Impact Factor 2.089
2017 JCR, Clarivate Analytics 2018

The world's most-cited Multidisciplinary Psychology journal

Original Research ARTICLE Provisionally accepted The full-text will be published soon. Notify me

Front. Psychol. | doi: 10.3389/fpsyg.2019.00630

RELIGIOSITY AND MEDITATION PRACTICE: EXPLORING THEIR EXPLANATORY POWER ON PSYCHOLOGICAL ADJUSTMENT

  • 1University of Zaragoza, Spain
  • 2University of Jaume I, Spain
  • 3Hospital de la Santa Creu i Sant Pau, Spain
  • 4Federal University of São Paulo, Brazil
  • 5Hospital Universitario Miguel Servet, Spain

There has been increased interest in the relationships between religiosity, meditation practice and well-being, but there is lack of understanding as to how specific religious components and distinct meditation practices could influence different positive and negative psychological adjustment outcomes. The aim of this study was to assess the explanatory power of religious beliefs and the practice of prayer, focused attention (FA), open monitoring (OM) and compassion meditation (CM) on psychological adjustment, taking into consideration a number of practice-related variables such as session length, frequency of practice and lifetime practice. Psychological adjustment was assessed by means of happiness, positive affect, depression, negative affect and emotional overproduction. A cross-sectional design was used, with a final sample comprising 210 Spanish participants who completed an online assessment protocol. Hierarchical regressions were performed, including age, sex and psychotropic medication use in the first step as possible confounders, with the addition of religious beliefs and the practice of prayer, FA, OM and CM in the second step. FA session length was related to all psychological adjustment outcomes: happiness (ΔR2=0.09, p=0.002; β=0.25, p=0.001), positive affect (ΔR2=0.09, p=0.002; β=0.18, p=0.014), depression (ΔR2=0.07, p=0.004; β=-0.27, p<0.001), negative affect (ΔR2=0.08, p=0.007; β=-0.27, p<0.001) and emotional overproduction (ΔR2=0.07, p=0.013; β=-0.23, p=0.001). CM session length was related to positive affect (β=0.18, p=0.011). CM practice frequency was associated with happiness (ΔR2=0.06, p=0.038; β=0.16, p=0.041). Lifetime practice of FA was related to happiness (ΔR2=0.08, p=0.007; β = 0.21, p = 0.030) and OM to emotional overproduction (ΔR2=0.08, p=0.037; β=-0.19, p=0.047). Religious beliefs and prayer seemed to be less relevant than meditation practices such as FA, OM and CM in explaining psychological adjustment. The distinct meditation practices might be differentially related to distinct psychological adjustment outcomes through different practice-related variables. However, research into other forms of institutional religiosity integrating social aspects of religion is required.

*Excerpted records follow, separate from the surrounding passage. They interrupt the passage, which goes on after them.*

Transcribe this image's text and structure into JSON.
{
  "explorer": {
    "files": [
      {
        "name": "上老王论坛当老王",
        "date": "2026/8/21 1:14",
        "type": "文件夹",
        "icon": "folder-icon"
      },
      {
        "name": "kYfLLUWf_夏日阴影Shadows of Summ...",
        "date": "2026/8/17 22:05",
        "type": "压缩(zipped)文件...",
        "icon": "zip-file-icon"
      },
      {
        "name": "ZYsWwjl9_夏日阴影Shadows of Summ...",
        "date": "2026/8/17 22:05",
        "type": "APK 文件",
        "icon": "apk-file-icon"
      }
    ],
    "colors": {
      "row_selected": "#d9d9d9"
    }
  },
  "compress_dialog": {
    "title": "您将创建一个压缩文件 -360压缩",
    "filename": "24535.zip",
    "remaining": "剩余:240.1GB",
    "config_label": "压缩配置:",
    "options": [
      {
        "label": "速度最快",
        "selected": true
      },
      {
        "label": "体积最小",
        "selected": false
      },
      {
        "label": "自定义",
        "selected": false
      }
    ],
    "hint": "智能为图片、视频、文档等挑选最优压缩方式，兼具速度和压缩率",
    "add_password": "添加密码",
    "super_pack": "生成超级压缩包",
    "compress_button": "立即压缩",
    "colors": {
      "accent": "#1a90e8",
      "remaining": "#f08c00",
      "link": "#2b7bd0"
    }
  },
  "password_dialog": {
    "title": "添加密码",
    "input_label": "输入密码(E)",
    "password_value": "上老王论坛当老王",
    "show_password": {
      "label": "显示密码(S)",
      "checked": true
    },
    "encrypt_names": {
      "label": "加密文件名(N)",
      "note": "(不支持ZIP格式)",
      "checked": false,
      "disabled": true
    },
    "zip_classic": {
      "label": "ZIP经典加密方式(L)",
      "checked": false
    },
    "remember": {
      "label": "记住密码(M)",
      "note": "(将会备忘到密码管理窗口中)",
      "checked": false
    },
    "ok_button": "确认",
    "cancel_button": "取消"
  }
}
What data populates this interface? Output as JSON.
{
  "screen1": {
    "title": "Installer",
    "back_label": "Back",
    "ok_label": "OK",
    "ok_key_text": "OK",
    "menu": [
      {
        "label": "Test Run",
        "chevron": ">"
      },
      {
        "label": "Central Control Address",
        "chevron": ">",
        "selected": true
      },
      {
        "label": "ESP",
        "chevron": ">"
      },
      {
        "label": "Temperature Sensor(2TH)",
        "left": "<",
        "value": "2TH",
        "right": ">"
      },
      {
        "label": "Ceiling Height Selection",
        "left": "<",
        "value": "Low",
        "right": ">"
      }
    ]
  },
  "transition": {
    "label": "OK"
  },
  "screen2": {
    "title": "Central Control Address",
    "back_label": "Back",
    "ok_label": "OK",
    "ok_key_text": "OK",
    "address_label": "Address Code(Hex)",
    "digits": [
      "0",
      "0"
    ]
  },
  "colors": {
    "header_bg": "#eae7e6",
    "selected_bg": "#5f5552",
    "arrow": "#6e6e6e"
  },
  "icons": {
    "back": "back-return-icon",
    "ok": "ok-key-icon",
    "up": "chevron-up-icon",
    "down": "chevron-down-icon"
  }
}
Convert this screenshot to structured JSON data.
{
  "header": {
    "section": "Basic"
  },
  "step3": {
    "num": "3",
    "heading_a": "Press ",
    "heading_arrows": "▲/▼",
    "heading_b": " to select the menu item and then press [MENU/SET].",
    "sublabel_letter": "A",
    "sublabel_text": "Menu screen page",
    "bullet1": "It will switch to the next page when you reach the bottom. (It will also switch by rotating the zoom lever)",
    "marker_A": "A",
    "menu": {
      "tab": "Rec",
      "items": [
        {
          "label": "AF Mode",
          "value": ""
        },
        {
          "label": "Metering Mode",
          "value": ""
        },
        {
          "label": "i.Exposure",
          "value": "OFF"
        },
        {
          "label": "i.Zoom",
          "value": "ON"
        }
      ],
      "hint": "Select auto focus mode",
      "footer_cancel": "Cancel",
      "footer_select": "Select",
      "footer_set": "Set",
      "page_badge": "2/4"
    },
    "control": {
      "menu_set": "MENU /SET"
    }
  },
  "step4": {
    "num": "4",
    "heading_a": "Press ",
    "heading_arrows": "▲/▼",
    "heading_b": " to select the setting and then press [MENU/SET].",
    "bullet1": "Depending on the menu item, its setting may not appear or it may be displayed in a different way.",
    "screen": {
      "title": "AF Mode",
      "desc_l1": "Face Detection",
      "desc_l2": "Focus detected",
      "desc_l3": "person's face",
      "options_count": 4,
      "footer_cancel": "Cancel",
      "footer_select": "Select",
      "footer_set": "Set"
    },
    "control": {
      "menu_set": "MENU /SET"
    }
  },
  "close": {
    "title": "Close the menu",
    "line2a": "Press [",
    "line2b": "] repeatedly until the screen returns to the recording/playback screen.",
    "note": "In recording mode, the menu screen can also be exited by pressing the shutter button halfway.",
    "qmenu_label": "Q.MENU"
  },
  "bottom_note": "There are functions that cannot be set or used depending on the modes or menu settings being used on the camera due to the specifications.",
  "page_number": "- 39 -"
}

Keywords: religious beliefs, prayer, focused attention, Open monitoring, Compassion meditation, psychological adjustment, practice variables

Received: 15 Sep 2018; Accepted: 06 Mar 2019.

Edited by:

Helena Moreira, University of Coimbra, Portugal

Reviewed by:

Anne Berthold, University of Zurich, Switzerland
Cassandra Vieten, Institute of Noetic Sciences, United States  

Copyright: © 2019 Montero-Marin, Pérez-Yus, Cebolla, Soler, Demarzo and Garcia-Campayo. This is an open-access article distributed under the terms of the Creative Commons Attribution License (CC BY). The use, distribution or reproduction in other forums is permitted, provided the original author(s) and the copyright owner(s) are credited and that the original publication in this journal is cited, in accordance with accepted academic practice. No use, distribution or reproduction is permitted which does not comply with these terms.

* Correspondence: Dr. María Cruz Pérez-Yus, University of Zaragoza, Zaragoza, Spain, mcperezy@unizar.es